The rugged and desolate Skeleton Coast is an area of remarkable contrasts, where the Namib Desert meets the Atlantic. Named for the rusting skeletons of numerous ships that were wrecked here, Portuguese sailors also referred to this fierce wilderness as “the gates of hell”. Hardly an enticing nickname, but this extraordinary and unusual destination remains one of the main attractions on any trip to Namibia.
The vast sands of the Skeleton Coast Park cover an area of around 16 000 square kilometres. This remote area is often covered in a blanket of coastal fog and suffers from cold sea breezes: a harsh climate that has lead to a unique ecosystem. The magnificent landscape of the Skeleton Coast ranges from towering sand dunes to deep canyons and mountain ranges, whose slopes are covered by a variety of plants that have adapted to this environment, such as the unusual elephant foot plant.
An abundance of wildlife can be found thriving in these harsh conditions, leading to a spectacular African safari experience. Animals found in the Park include gemsbok, springbok, ostrich, jackal, hyena, giraffe, lions and desert elephants. There are also huge seal colonies along the coast such as the one at Cape Frio and the sight of thousands of these creatures blanketing the vast beaches is truly awe-inspiring. Birdlife in the park is similarly incredible with huge flocks of sandpipers and other long beaked fishers to be seen, as well as short beaked waders, cormorants and Cape Gannets.

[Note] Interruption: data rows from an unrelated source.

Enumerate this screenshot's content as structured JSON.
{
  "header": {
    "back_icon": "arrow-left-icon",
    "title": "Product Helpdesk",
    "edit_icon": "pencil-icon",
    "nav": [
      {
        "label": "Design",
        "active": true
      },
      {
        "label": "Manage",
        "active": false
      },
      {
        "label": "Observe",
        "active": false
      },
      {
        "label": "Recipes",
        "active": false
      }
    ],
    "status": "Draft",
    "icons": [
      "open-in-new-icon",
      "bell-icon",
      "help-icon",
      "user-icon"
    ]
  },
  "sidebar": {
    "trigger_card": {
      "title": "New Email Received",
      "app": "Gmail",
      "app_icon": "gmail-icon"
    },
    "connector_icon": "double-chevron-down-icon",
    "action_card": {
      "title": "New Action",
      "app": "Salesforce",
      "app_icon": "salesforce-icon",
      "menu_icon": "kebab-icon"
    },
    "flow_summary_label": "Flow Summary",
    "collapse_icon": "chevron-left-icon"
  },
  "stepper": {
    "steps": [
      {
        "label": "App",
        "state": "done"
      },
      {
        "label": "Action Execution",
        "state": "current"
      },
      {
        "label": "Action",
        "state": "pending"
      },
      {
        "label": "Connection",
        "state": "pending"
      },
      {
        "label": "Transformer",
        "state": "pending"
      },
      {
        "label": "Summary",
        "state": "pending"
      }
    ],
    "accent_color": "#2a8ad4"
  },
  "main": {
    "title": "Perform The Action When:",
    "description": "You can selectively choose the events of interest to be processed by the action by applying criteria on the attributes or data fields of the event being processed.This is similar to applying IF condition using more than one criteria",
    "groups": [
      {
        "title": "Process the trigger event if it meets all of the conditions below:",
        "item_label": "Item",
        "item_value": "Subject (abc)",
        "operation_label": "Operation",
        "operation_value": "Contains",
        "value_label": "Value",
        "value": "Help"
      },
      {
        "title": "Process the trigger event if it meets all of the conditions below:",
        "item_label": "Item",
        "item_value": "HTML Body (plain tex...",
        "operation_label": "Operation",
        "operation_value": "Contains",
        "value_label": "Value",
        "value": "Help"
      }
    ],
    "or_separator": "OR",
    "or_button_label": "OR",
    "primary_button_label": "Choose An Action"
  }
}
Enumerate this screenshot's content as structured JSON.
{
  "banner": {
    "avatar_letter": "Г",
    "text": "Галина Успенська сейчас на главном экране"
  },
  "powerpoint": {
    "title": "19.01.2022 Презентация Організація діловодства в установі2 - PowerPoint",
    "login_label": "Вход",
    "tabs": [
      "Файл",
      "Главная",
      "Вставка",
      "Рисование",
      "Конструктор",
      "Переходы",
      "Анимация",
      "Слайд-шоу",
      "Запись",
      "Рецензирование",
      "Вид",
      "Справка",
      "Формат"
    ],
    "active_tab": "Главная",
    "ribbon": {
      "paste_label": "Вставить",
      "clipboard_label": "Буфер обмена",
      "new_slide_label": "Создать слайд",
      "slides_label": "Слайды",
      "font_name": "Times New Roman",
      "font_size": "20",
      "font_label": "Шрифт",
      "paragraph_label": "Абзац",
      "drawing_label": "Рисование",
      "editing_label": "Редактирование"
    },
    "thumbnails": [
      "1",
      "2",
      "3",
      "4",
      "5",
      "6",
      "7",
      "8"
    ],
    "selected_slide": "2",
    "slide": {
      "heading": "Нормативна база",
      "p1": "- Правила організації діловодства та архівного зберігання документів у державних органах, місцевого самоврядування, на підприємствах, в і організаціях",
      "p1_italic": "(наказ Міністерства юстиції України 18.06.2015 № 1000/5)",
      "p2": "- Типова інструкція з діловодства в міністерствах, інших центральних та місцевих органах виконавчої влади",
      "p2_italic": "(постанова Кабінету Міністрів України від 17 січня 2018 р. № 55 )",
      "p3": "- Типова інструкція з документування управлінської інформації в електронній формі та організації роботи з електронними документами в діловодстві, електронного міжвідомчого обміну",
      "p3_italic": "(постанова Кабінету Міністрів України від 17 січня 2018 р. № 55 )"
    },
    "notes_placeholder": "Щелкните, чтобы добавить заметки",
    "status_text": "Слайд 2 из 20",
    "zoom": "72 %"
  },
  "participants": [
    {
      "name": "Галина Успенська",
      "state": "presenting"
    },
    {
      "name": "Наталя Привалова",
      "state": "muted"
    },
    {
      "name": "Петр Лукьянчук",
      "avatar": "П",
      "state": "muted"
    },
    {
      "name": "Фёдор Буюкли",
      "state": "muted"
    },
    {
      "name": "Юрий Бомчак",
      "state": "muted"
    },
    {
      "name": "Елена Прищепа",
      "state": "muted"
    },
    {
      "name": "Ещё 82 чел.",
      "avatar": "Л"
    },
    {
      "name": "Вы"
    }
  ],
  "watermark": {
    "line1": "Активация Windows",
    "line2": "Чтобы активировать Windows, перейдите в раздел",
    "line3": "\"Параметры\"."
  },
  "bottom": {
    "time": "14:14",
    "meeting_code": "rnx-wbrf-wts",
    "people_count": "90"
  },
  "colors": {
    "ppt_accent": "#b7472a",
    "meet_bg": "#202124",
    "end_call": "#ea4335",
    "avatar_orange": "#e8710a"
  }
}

The Skeleton Coast is the perfect destination for those looking to find a sense of mystery and adventure on their trips to Africa